# What you need to do
The lines below may contain the word "screenshot". Please count those that do and give the number alone.

# Extracted data
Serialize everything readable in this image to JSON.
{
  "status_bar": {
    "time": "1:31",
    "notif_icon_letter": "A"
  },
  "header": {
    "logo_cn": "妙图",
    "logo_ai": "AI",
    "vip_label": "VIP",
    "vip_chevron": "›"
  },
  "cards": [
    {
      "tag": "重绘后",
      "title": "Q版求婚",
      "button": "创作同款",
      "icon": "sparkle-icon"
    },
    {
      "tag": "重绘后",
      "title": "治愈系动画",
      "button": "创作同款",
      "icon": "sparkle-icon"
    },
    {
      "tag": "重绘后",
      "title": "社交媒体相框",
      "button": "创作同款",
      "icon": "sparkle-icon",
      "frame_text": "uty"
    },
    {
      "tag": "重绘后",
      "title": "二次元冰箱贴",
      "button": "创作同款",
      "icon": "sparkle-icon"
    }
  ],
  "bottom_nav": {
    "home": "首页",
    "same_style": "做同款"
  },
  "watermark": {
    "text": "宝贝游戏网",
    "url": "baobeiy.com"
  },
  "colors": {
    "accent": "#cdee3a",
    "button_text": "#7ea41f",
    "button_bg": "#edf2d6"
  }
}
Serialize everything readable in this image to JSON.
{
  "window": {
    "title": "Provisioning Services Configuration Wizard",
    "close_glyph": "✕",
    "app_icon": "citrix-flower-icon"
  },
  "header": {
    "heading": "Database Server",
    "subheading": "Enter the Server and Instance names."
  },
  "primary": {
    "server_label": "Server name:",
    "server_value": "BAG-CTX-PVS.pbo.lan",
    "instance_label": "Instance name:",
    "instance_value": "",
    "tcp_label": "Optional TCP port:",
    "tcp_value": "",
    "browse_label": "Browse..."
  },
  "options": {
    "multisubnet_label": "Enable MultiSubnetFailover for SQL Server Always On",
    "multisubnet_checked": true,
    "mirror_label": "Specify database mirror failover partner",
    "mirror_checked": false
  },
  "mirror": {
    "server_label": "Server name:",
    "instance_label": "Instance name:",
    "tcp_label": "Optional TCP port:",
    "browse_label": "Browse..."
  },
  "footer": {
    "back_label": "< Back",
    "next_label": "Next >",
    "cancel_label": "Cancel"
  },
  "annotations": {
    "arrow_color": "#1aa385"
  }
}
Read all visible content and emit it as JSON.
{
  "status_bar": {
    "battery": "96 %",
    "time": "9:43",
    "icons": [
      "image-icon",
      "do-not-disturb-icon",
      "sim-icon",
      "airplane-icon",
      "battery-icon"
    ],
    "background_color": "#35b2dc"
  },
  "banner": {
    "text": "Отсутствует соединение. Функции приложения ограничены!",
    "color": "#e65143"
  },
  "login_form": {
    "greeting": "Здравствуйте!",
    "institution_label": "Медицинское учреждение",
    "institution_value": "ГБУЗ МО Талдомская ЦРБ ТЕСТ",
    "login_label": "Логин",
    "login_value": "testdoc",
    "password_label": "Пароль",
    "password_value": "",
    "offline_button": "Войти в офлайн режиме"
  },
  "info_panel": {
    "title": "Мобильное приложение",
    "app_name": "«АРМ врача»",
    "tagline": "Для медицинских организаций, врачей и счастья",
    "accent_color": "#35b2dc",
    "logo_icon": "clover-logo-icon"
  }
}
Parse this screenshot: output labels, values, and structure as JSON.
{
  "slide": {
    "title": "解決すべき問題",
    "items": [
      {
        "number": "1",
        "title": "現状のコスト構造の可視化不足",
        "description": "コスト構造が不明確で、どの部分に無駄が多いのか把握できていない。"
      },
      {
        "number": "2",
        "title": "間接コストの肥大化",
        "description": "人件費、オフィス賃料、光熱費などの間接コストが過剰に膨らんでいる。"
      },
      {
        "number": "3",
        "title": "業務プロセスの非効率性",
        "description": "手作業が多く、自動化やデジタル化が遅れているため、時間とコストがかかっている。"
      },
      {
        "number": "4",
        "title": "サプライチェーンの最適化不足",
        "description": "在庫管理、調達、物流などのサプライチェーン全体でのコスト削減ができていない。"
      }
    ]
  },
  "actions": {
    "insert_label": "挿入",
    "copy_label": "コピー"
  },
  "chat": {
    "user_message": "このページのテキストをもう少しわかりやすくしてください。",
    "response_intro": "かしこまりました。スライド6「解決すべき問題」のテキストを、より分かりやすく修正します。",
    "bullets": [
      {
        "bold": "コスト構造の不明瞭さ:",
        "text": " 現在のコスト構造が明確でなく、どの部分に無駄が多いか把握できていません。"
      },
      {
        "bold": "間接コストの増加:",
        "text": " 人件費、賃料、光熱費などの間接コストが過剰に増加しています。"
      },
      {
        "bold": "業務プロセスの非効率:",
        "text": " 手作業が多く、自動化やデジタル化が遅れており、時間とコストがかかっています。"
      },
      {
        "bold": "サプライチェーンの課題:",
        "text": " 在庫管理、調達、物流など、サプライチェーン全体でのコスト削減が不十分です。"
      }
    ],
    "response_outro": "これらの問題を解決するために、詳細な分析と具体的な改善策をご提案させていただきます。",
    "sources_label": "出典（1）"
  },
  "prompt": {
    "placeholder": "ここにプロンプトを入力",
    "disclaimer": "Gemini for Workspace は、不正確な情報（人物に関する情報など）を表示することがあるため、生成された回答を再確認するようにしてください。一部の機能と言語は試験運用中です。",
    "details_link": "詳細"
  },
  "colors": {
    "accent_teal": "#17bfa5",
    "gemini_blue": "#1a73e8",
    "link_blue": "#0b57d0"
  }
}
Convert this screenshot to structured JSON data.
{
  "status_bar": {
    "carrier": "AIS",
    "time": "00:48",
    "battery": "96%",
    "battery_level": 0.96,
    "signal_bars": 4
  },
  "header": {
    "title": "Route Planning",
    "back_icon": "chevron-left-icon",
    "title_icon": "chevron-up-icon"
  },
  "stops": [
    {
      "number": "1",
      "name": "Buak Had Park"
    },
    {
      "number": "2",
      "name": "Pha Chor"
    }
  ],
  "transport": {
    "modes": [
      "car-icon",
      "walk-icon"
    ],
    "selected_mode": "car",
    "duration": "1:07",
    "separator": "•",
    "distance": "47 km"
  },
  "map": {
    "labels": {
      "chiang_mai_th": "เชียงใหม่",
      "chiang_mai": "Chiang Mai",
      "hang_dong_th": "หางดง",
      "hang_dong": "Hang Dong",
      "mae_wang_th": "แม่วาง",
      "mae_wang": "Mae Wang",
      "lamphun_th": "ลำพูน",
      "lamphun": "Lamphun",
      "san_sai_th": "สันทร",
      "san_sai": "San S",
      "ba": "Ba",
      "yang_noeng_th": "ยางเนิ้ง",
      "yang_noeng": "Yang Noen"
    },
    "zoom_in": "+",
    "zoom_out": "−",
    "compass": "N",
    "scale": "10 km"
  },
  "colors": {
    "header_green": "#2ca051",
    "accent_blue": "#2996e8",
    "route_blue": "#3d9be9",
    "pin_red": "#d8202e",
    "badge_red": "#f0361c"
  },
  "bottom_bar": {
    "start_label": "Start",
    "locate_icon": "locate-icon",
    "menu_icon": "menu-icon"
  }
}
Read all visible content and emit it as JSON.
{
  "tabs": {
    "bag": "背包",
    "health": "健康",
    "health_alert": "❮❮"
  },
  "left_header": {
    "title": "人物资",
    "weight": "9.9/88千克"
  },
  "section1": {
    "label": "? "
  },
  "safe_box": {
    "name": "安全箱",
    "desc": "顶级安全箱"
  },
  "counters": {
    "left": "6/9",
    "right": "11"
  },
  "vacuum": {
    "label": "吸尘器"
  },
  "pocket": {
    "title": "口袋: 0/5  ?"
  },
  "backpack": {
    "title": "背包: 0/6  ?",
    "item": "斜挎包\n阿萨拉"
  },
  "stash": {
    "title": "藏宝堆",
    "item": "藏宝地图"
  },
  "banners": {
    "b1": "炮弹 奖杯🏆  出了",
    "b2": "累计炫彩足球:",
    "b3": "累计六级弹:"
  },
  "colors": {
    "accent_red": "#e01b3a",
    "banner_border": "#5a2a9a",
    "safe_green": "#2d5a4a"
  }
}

# Exercise answer
2